> [ASSIGNMENT]: Throughout the material below, how many lines include the string "background"? Reply with only the number.

> [RECORD SET]:
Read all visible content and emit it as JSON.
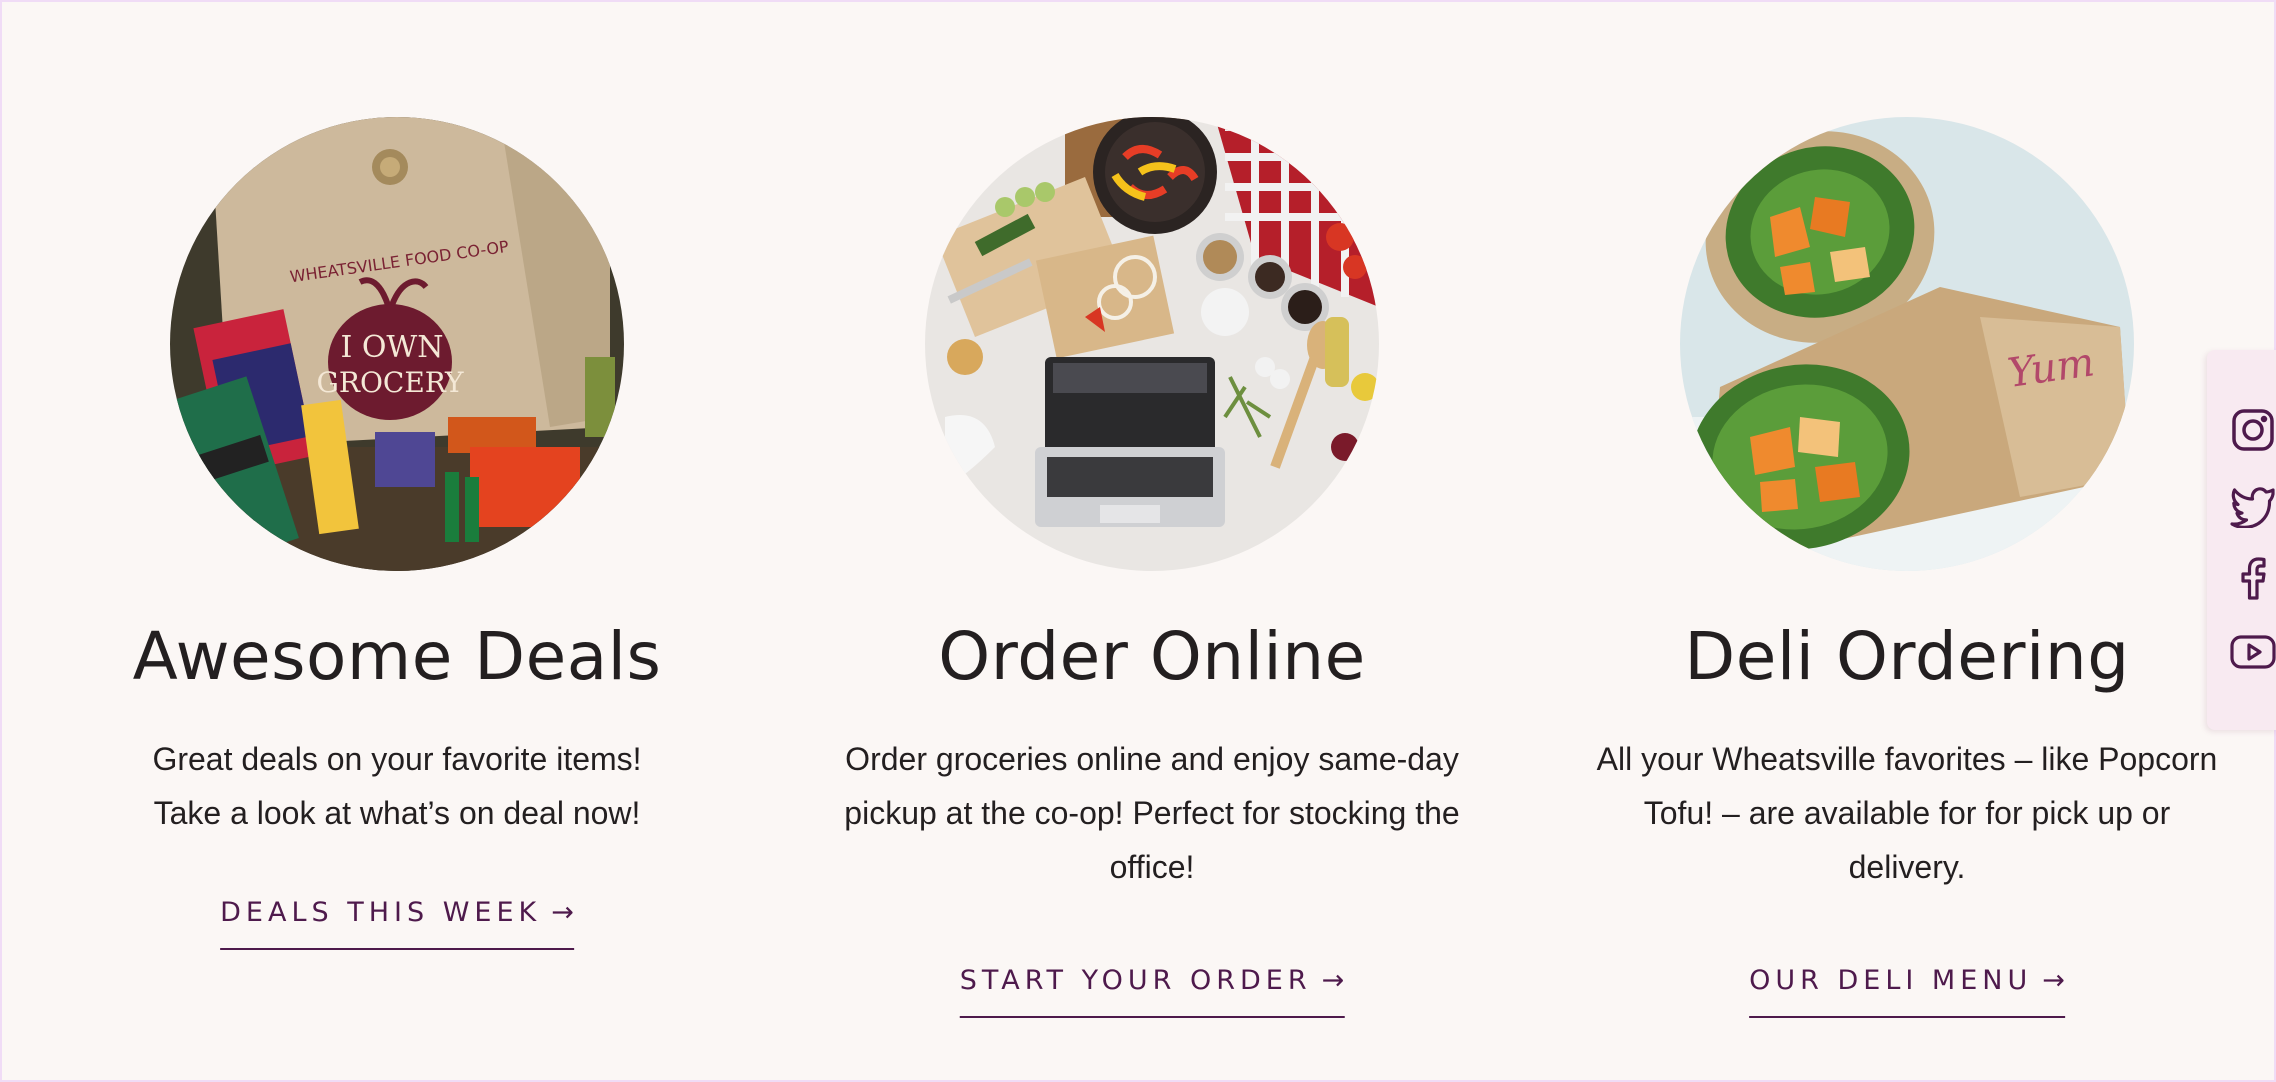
{
  "cards": [
    {
      "title": "Awesome Deals",
      "text_lines": [
        "Great deals on your favorite items!",
        "Take a look at what’s on deal now!"
      ],
      "cta": "DEALS THIS WEEK",
      "arrow": "→",
      "image_icon": "grocery-tote-photo"
    },
    {
      "title": "Order Online",
      "text_lines": [
        "Order groceries online and enjoy same-day",
        "pickup at the co-op! Perfect for stocking the",
        "office!"
      ],
      "cta": "START YOUR ORDER",
      "arrow": "→",
      "image_icon": "laptop-kitchen-photo"
    },
    {
      "title": "Deli Ordering",
      "text_lines": [
        "All your Wheatsville favorites – like Popcorn",
        "Tofu! – are available for for pick up or",
        "delivery."
      ],
      "cta": "OUR DELI MENU",
      "arrow": "→",
      "image_icon": "deli-wrap-photo"
    }
  ],
  "photo_text": {
    "tote_top": "WHEATSVILLE FOOD CO-OP",
    "tote_line1": "I OWN",
    "tote_line2": "GROCERY"
  },
  "social": {
    "icons": [
      "instagram-icon",
      "twitter-icon",
      "facebook-icon",
      "youtube-icon"
    ]
  },
  "colors": {
    "background": "#fbf7f5",
    "heading": "#231f20",
    "accent": "#4e1a4c",
    "social_bg": "#f8eaf1",
    "frame_border": "#f0dcf6"
  }
}
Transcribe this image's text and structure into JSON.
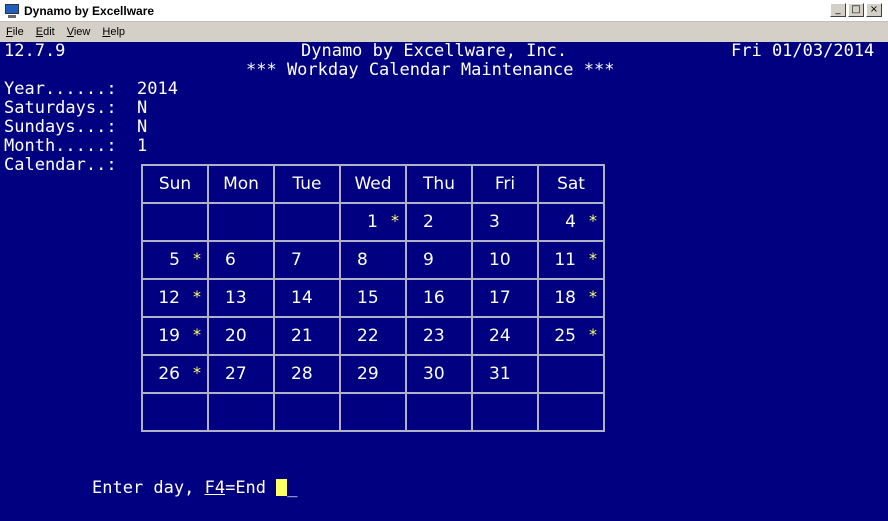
{
  "window": {
    "title": "Dynamo by Excellware",
    "buttons": {
      "minimize": "_",
      "maximize": "□",
      "close": "×"
    }
  },
  "menu": {
    "items": [
      {
        "key": "F",
        "rest": "ile"
      },
      {
        "key": "E",
        "rest": "dit"
      },
      {
        "key": "V",
        "rest": "iew"
      },
      {
        "key": "H",
        "rest": "elp"
      }
    ]
  },
  "header": {
    "version": "12.7.9",
    "company": "Dynamo by Excellware, Inc.",
    "date": "Fri 01/03/2014",
    "screen_title": "*** Workday Calendar Maintenance ***"
  },
  "fields": {
    "year_label": "Year......:",
    "year_value": "2014",
    "saturdays_label": "Saturdays.:",
    "saturdays_value": "N",
    "sundays_label": "Sundays...:",
    "sundays_value": "N",
    "month_label": "Month.....:",
    "month_value": "1",
    "calendar_label": "Calendar..:"
  },
  "calendar": {
    "days": [
      "Sun",
      "Mon",
      "Tue",
      "Wed",
      "Thu",
      "Fri",
      "Sat"
    ],
    "weeks": [
      [
        {
          "d": "",
          "s": ""
        },
        {
          "d": "",
          "s": ""
        },
        {
          "d": "",
          "s": ""
        },
        {
          "d": "1",
          "s": "*"
        },
        {
          "d": "2",
          "s": ""
        },
        {
          "d": "3",
          "s": ""
        },
        {
          "d": "4",
          "s": "*"
        }
      ],
      [
        {
          "d": "5",
          "s": "*"
        },
        {
          "d": "6",
          "s": ""
        },
        {
          "d": "7",
          "s": ""
        },
        {
          "d": "8",
          "s": ""
        },
        {
          "d": "9",
          "s": ""
        },
        {
          "d": "10",
          "s": ""
        },
        {
          "d": "11",
          "s": "*"
        }
      ],
      [
        {
          "d": "12",
          "s": "*"
        },
        {
          "d": "13",
          "s": ""
        },
        {
          "d": "14",
          "s": ""
        },
        {
          "d": "15",
          "s": ""
        },
        {
          "d": "16",
          "s": ""
        },
        {
          "d": "17",
          "s": ""
        },
        {
          "d": "18",
          "s": "*"
        }
      ],
      [
        {
          "d": "19",
          "s": "*"
        },
        {
          "d": "20",
          "s": ""
        },
        {
          "d": "21",
          "s": ""
        },
        {
          "d": "22",
          "s": ""
        },
        {
          "d": "23",
          "s": ""
        },
        {
          "d": "24",
          "s": ""
        },
        {
          "d": "25",
          "s": "*"
        }
      ],
      [
        {
          "d": "26",
          "s": "*"
        },
        {
          "d": "27",
          "s": ""
        },
        {
          "d": "28",
          "s": ""
        },
        {
          "d": "29",
          "s": ""
        },
        {
          "d": "30",
          "s": ""
        },
        {
          "d": "31",
          "s": ""
        },
        {
          "d": "",
          "s": ""
        }
      ],
      [
        {
          "d": "",
          "s": ""
        },
        {
          "d": "",
          "s": ""
        },
        {
          "d": "",
          "s": ""
        },
        {
          "d": "",
          "s": ""
        },
        {
          "d": "",
          "s": ""
        },
        {
          "d": "",
          "s": ""
        },
        {
          "d": "",
          "s": ""
        }
      ]
    ]
  },
  "prompt": {
    "prefix": "Enter day, ",
    "key": "F4",
    "suffix": "=End "
  },
  "colors": {
    "background": "#000080",
    "text": "#ffffff",
    "highlight": "#ffff66",
    "grid": "#b0b0c8"
  }
}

> [REPLY]: 2